x Abu Dhabi, UAEWednesday 26 July 2017

Sanity is also in order when it comes to 'health and safety'

Health and safety rules and guidelines are there for our protection, but lecturing us is just counterproductive.

As my friends will know, I am not hugely impressed by much of the HSE (Health, Safety and Environment) industry, in particular its Health and Safety aspects. Protection of the Environment, and all that lives within it, is an objective I fully support.

I recognise, of course, the need for people to live and work safely, in conditions that do not unduly threaten their health. Too often, though, the pursuit of health and safety is used by officious individuals to impinge on people's individual liberties, in the name of protecting them against things from which anyone with just a modicum of common sense can quite happily protect themselves.

A near-perfect example from Britain is the local council authority which has set about cutting down horse-chestnut trees in school playgrounds. These trees produce a fruit, known as a "conker", which, for generations, has been collected by children, has been pierced with a string put through it, and is then used in a game whereby the owner tries to prove the strength of his own conker by breaking that of his friend into pieces.

Why has the council decided to cut down the trees? So that boys - for it's usually boys who play the game - don't get tempted to climb the tree to collect conkers in case they fall down and hurt themselves.

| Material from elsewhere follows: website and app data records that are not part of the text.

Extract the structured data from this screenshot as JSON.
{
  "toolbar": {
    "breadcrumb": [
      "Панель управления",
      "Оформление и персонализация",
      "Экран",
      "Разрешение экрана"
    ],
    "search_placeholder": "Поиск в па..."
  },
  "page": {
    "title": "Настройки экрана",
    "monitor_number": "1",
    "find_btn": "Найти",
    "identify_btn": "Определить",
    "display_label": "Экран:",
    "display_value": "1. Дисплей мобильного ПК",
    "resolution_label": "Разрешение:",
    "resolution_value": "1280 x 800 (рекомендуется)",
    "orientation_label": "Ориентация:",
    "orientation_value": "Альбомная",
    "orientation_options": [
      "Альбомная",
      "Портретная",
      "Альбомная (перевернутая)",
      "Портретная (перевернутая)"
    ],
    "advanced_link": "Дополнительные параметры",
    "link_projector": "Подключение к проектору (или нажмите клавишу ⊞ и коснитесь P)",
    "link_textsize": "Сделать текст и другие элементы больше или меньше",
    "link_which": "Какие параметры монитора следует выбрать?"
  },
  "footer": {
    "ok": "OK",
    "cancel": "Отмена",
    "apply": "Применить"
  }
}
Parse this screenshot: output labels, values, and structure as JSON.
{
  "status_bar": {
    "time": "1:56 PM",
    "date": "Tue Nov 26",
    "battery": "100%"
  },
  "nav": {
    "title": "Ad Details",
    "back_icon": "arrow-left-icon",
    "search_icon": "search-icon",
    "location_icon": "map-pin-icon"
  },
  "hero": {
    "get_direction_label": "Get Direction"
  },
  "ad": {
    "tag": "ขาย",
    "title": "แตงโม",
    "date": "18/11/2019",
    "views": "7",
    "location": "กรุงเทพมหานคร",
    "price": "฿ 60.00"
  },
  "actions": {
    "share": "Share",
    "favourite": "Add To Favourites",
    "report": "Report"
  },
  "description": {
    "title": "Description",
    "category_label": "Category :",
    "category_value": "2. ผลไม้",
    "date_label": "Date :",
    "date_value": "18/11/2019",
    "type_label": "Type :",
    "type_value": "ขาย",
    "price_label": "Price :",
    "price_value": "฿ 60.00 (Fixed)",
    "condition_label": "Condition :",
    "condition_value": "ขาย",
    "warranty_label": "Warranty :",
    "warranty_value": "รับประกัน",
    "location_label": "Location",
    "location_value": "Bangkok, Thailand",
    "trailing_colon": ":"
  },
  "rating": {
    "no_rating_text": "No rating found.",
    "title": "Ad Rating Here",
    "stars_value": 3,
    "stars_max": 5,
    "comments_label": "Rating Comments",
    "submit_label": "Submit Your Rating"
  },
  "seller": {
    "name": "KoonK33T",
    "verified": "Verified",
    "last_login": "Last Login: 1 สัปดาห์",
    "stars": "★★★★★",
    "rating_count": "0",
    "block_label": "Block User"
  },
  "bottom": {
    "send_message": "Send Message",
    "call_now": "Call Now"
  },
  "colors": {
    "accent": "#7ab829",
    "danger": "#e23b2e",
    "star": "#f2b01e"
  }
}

Trees are trees - and boys will be boys. They should be climbing trees. Often that's how they learn to be careful and to judge risk. It's part of growing up.

I recently came across two rather nice examples of Health and Safety rules in a UAE context. I was staying for the weekend in my favourite East Coast hotel, which I have been visiting almost since it was built 30 or so years ago. With a small child in tow, I was, naturally, obliged to go for a swim. Since I have a fair complexion and have had a few pre-cancerous areas of skin removed from my arms and face, I covered up well, popping a hat on my head and wearing a clean shirt. I probably looked a bit odd, but, in the interests of my own health, it seemed the best thing to do.

After a few minutes, the pool guard came over. "Sorry, Sir," he told me, "but you are not allowed to wear a shirt in the pool." I've worn a shirt in that pool for years.

When I asked him to explain, he told me that the shirt, which was fairly loose, might slow me down when I was swimming and that, therefore, it was not permitted on Health and Safety grounds, though a t-shirt, I gathered, was considered to be acceptable. Since I was standing in water that scarcely came up to my stomach, that seemed a rather peculiar reason, but he insisted. "Health and Safety rules … "

That was the day that the earthquake and tsunami hit Japan. The next morning, I strolled down to the hotel's beach to find that the steps down to the sand were being blocked off by wooden boards being nailed into place. I was told that management had decided that this was necessary to guard against waves that might be larger than usual, because of the tsunami in the Pacific Ocean.

I thought of trying to explain to the beach attendant that the UAE's East Coast actually faces the Indian Ocean, not the Pacific, and that any waves caused by the Japanese earthquake wouldn't be coming anywhere near Arabia, but decided not to bother. After all, he was only doing his job.

I'm all in favour of taking precautions to minimise or to mitigate risk - and, indeed, of trying to teach people to do so. That's a simple matter of common sense, after all. Moreover, it is surely the case that people learn to judge and to deal with risks, whether large or small, more through experience than through lectures that lay down rules that provide little in the way of explanation. When learning to climb up a tree or to scramble around on a mountain, you've got to learn how to balance yourself, or where to put your weight. Starting with small trees or easier rocky slopes, you may slip at the beginning and graze a knee or get a bump, but from that you learn to do things more carefully and more safely the next time.

Where it is genuinely necessary to impose restrictions for Health and Safety reasons it does help if those restrictions appear to be based on common sense and can be easily explained to those upon whom they are imposed. If that is not the case, then, quite simply, they won't be observed properly, unless there is someone around to enforce them. That does nothing to inculcate a wider recognition of the need for everyone to become conscious of health and safety issues and that, surely, should be the key objective.

In many activities, whether swimming, rock-climbing, driving a car and much else, there is always a risk to the safety, and, therefore, the health of an individual.

Teach us. Tell us. Encourage us. Educate us to use our own common sense. But don't simply lecture us - it really doesn't work.

 

Peter Hellyer is a consultant who specialises in the heritage and environment of the UAE